The construction industry is changing as the drive for connected manufacturing and improved robots shape this long-standing workforce. For thousands of years, the construction industry has persisted and been behind some of the most notable wonders of past. Coupled with engineering and architecture, it is arguably one of the most important bedrocks to human innovation.
In the modern era, construction is changing as companies begin to implement versatile manufacturing robots into applications on job sites. One example of this innovation is seen in the bricklaying robot detailed below in a story by VICE News. This specific robot works to lay brick facades on buildings, capable of up to 3000 bricks per day per machine. In comparison, a skilled bricklayer can average close to 1000 per day.
The improved efficiency is there with this machine and it’s being practically implemented in construction sites. This all begs the question to where automation will take the construction field. We’ve discussed the idea of manufacturing merging with the construction industry before. In this post from late last year, I discussed how the construction industry is beginning to favor – even mirror – the processes used in the manufacturing industry.
All of this innovation is great, it improves efficiency, decreases job times, ultimately leading to a cheaper construction process. So, where then will the human jobs go?
There’s no question that seeing a robot do your job 3 times as fast and possibly better is a little unsettling. If you watched the video above, you can see how workers feared that down the line this robot may leave them without work.
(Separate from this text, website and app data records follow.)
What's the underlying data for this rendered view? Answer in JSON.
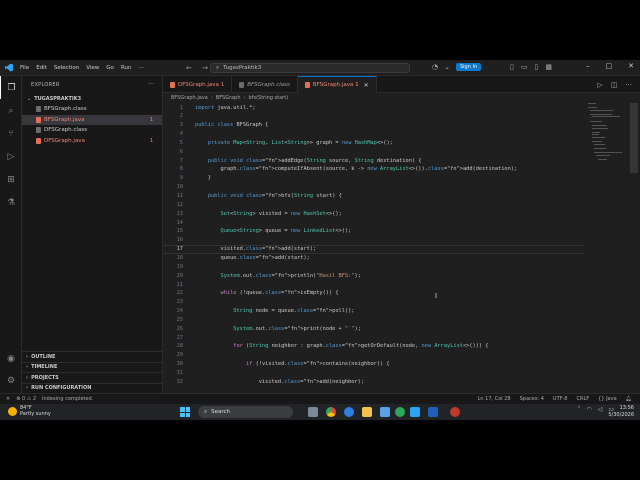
{
  "titlebar": {
    "menu": [
      "File",
      "Edit",
      "Selection",
      "View",
      "Go",
      "Run"
    ],
    "more": "···",
    "nav": "← →",
    "command_center": "TugasPraktik3",
    "signin": "Sign In"
  },
  "sidebar": {
    "header": "EXPLORER",
    "more": "···",
    "project": "TUGASPRAKTIK3",
    "files": [
      {
        "name": "BFSGraph.class",
        "badge": ""
      },
      {
        "name": "BFSGraph.java",
        "badge": "1"
      },
      {
        "name": "DFSGraph.class",
        "badge": ""
      },
      {
        "name": "DFSGraph.java",
        "badge": "1"
      }
    ],
    "sections": [
      "OUTLINE",
      "TIMELINE",
      "PROJECTS",
      "RUN CONFIGURATION"
    ]
  },
  "tabs": [
    {
      "label": "DFSGraph.java 1",
      "close": ""
    },
    {
      "label": "BFSGraph.class",
      "close": ""
    },
    {
      "label": "BFSGraph.java 1",
      "close": "✕"
    }
  ],
  "breadcrumb": [
    "BFSGraph.java",
    "BFSGraph",
    "bfs(String start)"
  ],
  "code": {
    "lines": [
      {
        "n": "1",
        "t": "import java.util.*;"
      },
      {
        "n": "2",
        "t": ""
      },
      {
        "n": "3",
        "t": "public class BFSGraph {"
      },
      {
        "n": "4",
        "t": ""
      },
      {
        "n": "5",
        "t": "    private Map<String, List<String>> graph = new HashMap<>();"
      },
      {
        "n": "6",
        "t": ""
      },
      {
        "n": "7",
        "t": "    public void addEdge(String source, String destination) {"
      },
      {
        "n": "8",
        "t": "        graph.computeIfAbsent(source, k -> new ArrayList<>()).add(destination);"
      },
      {
        "n": "9",
        "t": "    }"
      },
      {
        "n": "10",
        "t": ""
      },
      {
        "n": "11",
        "t": "    public void bfs(String start) {"
      },
      {
        "n": "12",
        "t": ""
      },
      {
        "n": "13",
        "t": "        Set<String> visited = new HashSet<>();"
      },
      {
        "n": "14",
        "t": ""
      },
      {
        "n": "15",
        "t": "        Queue<String> queue = new LinkedList<>();"
      },
      {
        "n": "16",
        "t": ""
      },
      {
        "n": "17",
        "t": "        visited.add(start);"
      },
      {
        "n": "18",
        "t": "        queue.add(start);"
      },
      {
        "n": "19",
        "t": ""
      },
      {
        "n": "20",
        "t": "        System.out.println(\"Hasil BFS:\");"
      },
      {
        "n": "21",
        "t": ""
      },
      {
        "n": "22",
        "t": "        while (!queue.isEmpty()) {"
      },
      {
        "n": "23",
        "t": ""
      },
      {
        "n": "24",
        "t": "            String node = queue.poll();"
      },
      {
        "n": "25",
        "t": ""
      },
      {
        "n": "26",
        "t": "            System.out.print(node + \" \");"
      },
      {
        "n": "27",
        "t": ""
      },
      {
        "n": "28",
        "t": "            for (String neighbor : graph.getOrDefault(node, new ArrayList<>())) {"
      },
      {
        "n": "29",
        "t": ""
      },
      {
        "n": "30",
        "t": "                if (!visited.contains(neighbor)) {"
      },
      {
        "n": "31",
        "t": ""
      },
      {
        "n": "32",
        "t": "                    visited.add(neighbor);"
      }
    ]
  },
  "status": {
    "errors": "⊗ 0 ⚠ 2",
    "indexing": "Indexing completed.",
    "position": "Ln 17, Col 28",
    "spaces": "Spaces: 4",
    "encoding": "UTF-8",
    "eol": "CRLF",
    "language": "{} Java"
  },
  "taskbar": {
    "temp": "84°F",
    "weather": "Partly sunny",
    "search": "Search",
    "time": "13:56",
    "date": "5/30/2026"
  },
  "colors": {
    "accent": "#0078d4",
    "error": "#f48771",
    "keyword": "#569cd6",
    "type": "#4ec9b0"
  }
}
The CEO of the company who creates these bricklaying robots remains adamant that construction robots will only augment and improve the jobs of the modern builder. And for now, this still appears to be true.
It takes a team of workers to run the machine and keep feeding it new materials. This has shifted workers from the harder job of laying bricks to the somewhat easier job of simply feeding bricks and mortar into a machine. For now, their jobs have gotten easier through automation.
Image Source: Vice News
Even with all of this said, there will come a point where a machine will be invented that feeds the bricklaying robot, thus eliminating the human aspect altogether. This is certainly a scary future for many who work in construction, but we have to rely on the basic tenets of physical innovation: innovation always brings new industry. Robotics and artificial intelligence will surely change the construction industry, but it appears that it will be to the benefit of all.